Issue 2, Summer 1953
Of late I had gotten less and less talkative and would sit for hours on a park bench, staring. But afterwards, when asked what I had seen, I didn’t know. They took me to the mountains, all in vain, and after a series of disheartening proposals packed me off to the Low Countries.
At first I rather liked the restfulness of it. No longer disturbed about myself, I was quite content to wander about like an early case of dementia praecox. (This description, by the way, has stuck to me as closely as my Christian name). I smelled the tulips willingly enough, yet apparently wanted roses brought, blood-red roses which were, of course, denied me. I staggered out across their gray fields, black cape flung over my shoulders, and the natives, with their healthy respect for idiots, said hello to me. The children, too, were kind, edging up and asking me to cut them walking-sticks or make a doll for them. But alas, they did not realize that I was an idiot utterly lacking in talent, whose hands were renowned for their clumsiness.
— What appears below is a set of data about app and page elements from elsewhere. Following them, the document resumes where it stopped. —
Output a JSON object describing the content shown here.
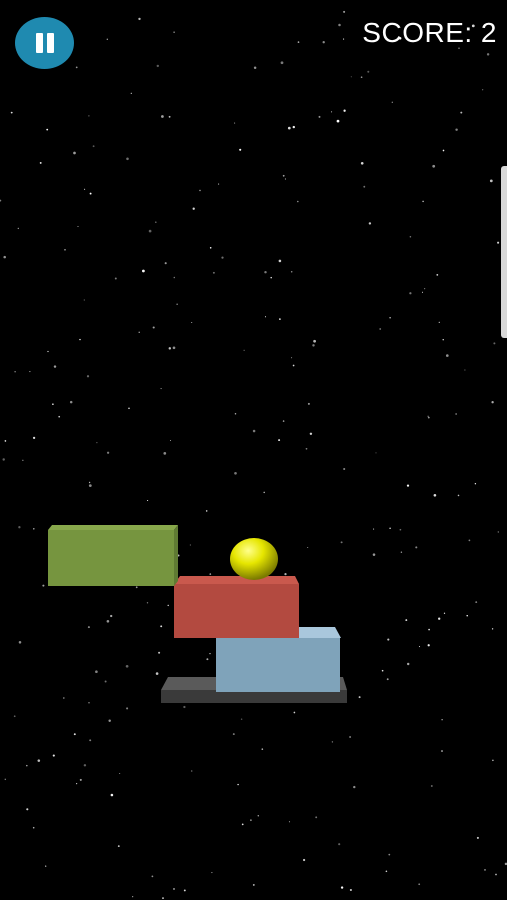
{
  "hud": {
    "score_label": "SCORE: 2",
    "pause_icon": "pause-icon",
    "pause_color": "#1f8ab0"
  },
  "scene": {
    "background_color": "#000000",
    "star_color": "#ffffff",
    "ball_color": "#e6e600",
    "blocks": [
      {
        "name": "base-platform",
        "color": "#4a4a4a"
      },
      {
        "name": "light-blue-block",
        "color": "#7fa3ba"
      },
      {
        "name": "red-block",
        "color": "#b34a40"
      },
      {
        "name": "green-block",
        "color": "#76953f"
      }
    ]
  }
}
The sky in these countries seems to scrape the earth, but I couldn’t draw any conclusions about it. Then, as though I’d asked a question, as though I’d seemed worried about it, I was told the sky was part of my treatment, and that I must keep myself well bundled up. I said all right, and it occurred to me for no particular reason that I loved cigarettes, or rather, to watch the things around me consuming themselves. So from time to time I would go and roll in the clay along the river, and they scolded me, but never unkindly: “Look how muddy you are, come and see yourself in the mirror.” And when I answered, “But this country reminds me of my favorite planet, Mars,” somebody murmured, “Good, good, his analogies are coming back to him.”
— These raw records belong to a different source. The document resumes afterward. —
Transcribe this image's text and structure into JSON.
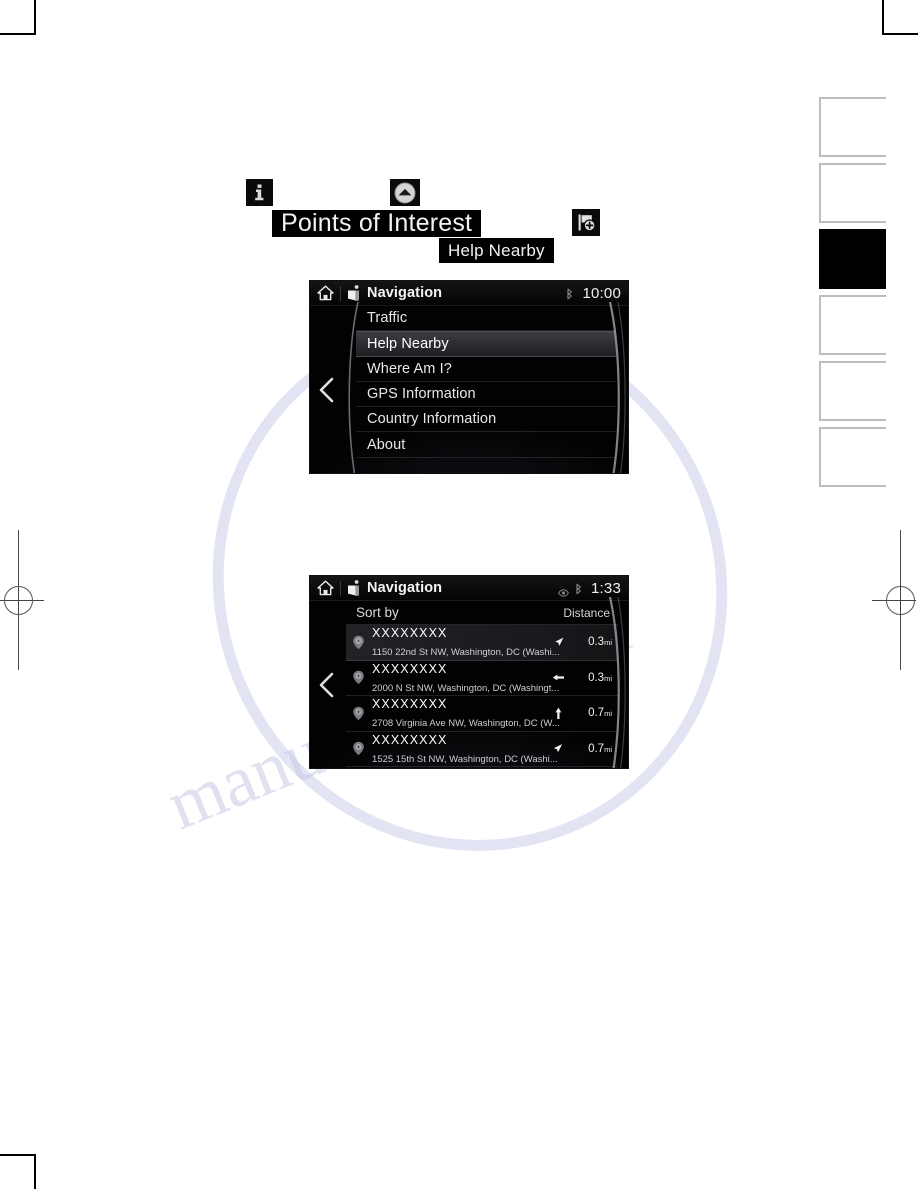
{
  "annotations": {
    "info_icon": "info-icon",
    "up_icon": "chevron-up-circle-icon",
    "flag_icon": "flag-add-icon",
    "poi_label": "Points of Interest",
    "help_nearby_label": "Help Nearby"
  },
  "side_tabs": {
    "count": 6,
    "active_index": 2
  },
  "screen1": {
    "status": {
      "title": "Navigation",
      "clock": "10:00",
      "home_icon": "home-icon",
      "nav_icon": "navigation-icon",
      "bluetooth_icon": "bluetooth-icon"
    },
    "back_icon": "back-chevron-icon",
    "menu": [
      {
        "label": "Traffic",
        "selected": false
      },
      {
        "label": "Help Nearby",
        "selected": true
      },
      {
        "label": "Where Am I?",
        "selected": false
      },
      {
        "label": "GPS Information",
        "selected": false
      },
      {
        "label": "Country Information",
        "selected": false
      },
      {
        "label": "About",
        "selected": false
      }
    ]
  },
  "screen2": {
    "status": {
      "title": "Navigation",
      "clock": "1:33",
      "home_icon": "home-icon",
      "nav_icon": "navigation-icon",
      "eye_icon": "eye-icon",
      "bluetooth_icon": "bluetooth-icon"
    },
    "back_icon": "back-chevron-icon",
    "sort": {
      "label": "Sort by",
      "value": "Distance"
    },
    "results": [
      {
        "name": "XXXXXXXX",
        "address": "1150 22nd St NW, Washington, DC (Washi...",
        "direction": "northeast",
        "distance": "0.3",
        "unit": "mi"
      },
      {
        "name": "XXXXXXXX",
        "address": "2000 N St NW, Washington, DC (Washingt...",
        "direction": "west",
        "distance": "0.3",
        "unit": "mi"
      },
      {
        "name": "XXXXXXXX",
        "address": "2708 Virginia Ave NW, Washington, DC (W...",
        "direction": "north",
        "distance": "0.7",
        "unit": "mi"
      },
      {
        "name": "XXXXXXXX",
        "address": "1525 15th St NW, Washington, DC (Washi...",
        "direction": "southeast",
        "distance": "0.7",
        "unit": "mi"
      }
    ]
  },
  "watermark": {
    "text": "manualslive.com"
  }
}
When I was sick of walking, I would climb into a tub, one of those thousands of tubs which drift along the canals. But in the Low Countries the rushes are extremely stiff, and often they capsized into my tub and threw me into the water. I would feel like the fair Ophelia, humming and weeping over my death just as in childhood I had lain in bed at night and wept at the prospect of my funeral.
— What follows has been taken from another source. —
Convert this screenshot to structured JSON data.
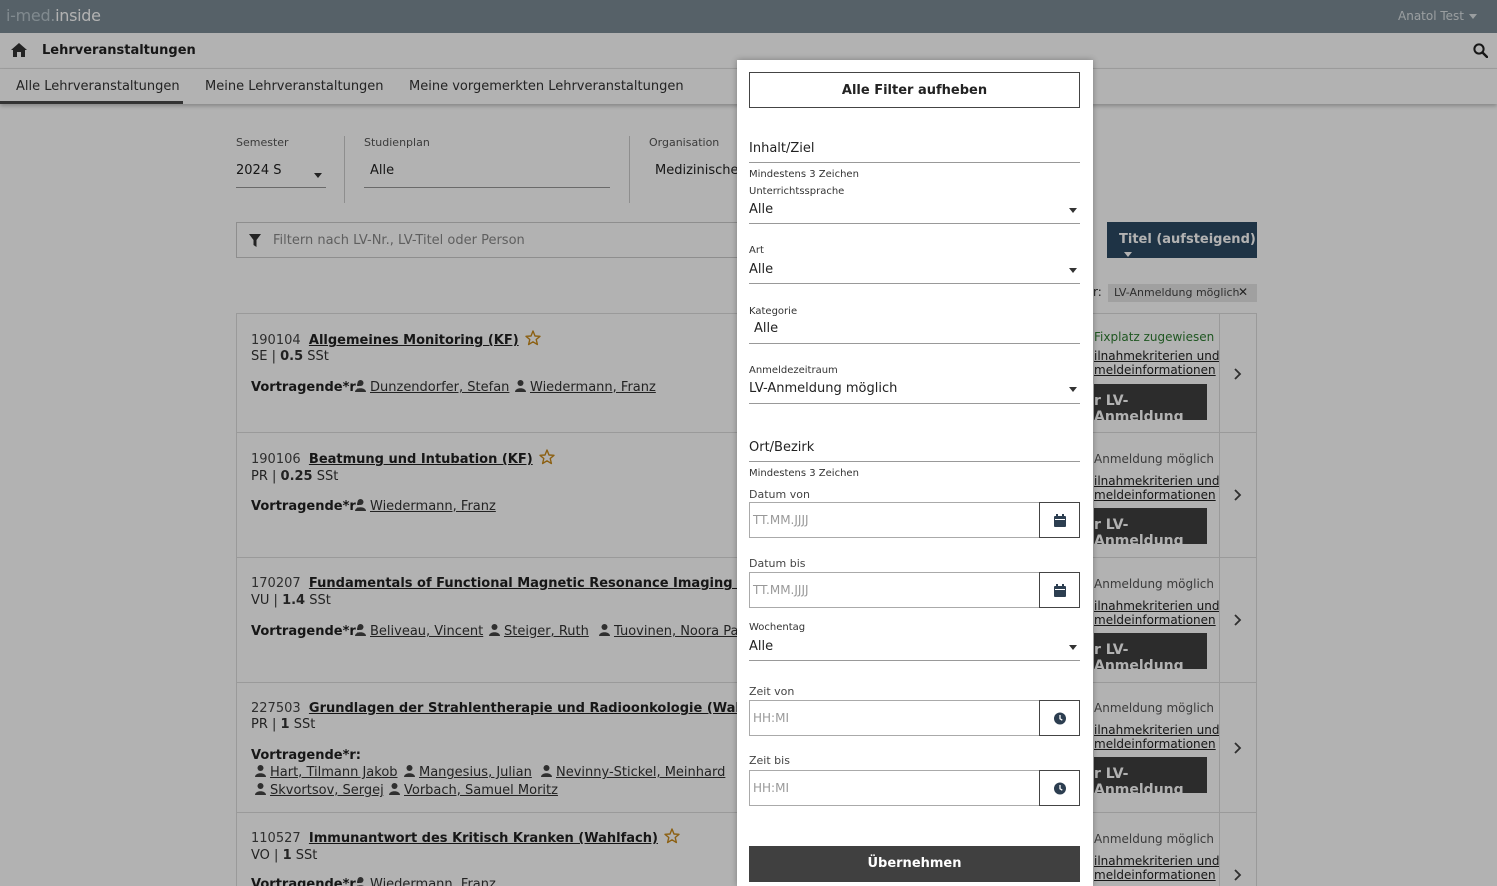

But as I plunged further into the Low Countries and got to know them better, the awareness of being alive returned, and my calm deserted me. The sky was decidedly too close to the earth, and I didn’t like that leaden look it had one bit. But I went anyhow, crying to it, “Get off my back, you’ll soon have me all bent over!” If I’d had a grain of sense I’d have gone indoors, but I persevered even though the air seemed to be getting thinner, repeating to myself: “Don’t be afraid, it can’t last this way forever and don’t fall down either; that’s the main thing, don’t fall down.” And in these moments of dizziness when anybody else would have taken a swallow of alcohol I would mutter my first name and my last name over and over again to myself. Landscapes became long corridors and I lost all sense of their proportions. I would walk and walk, wanting sometimes to retrace my steps but afraid that this would lose me still more hopelessly. There were signposts and arrows, but they were’t enough to reassure me. The signs read, “The Sea,” “The Sea,” but I could never quite catch up with it.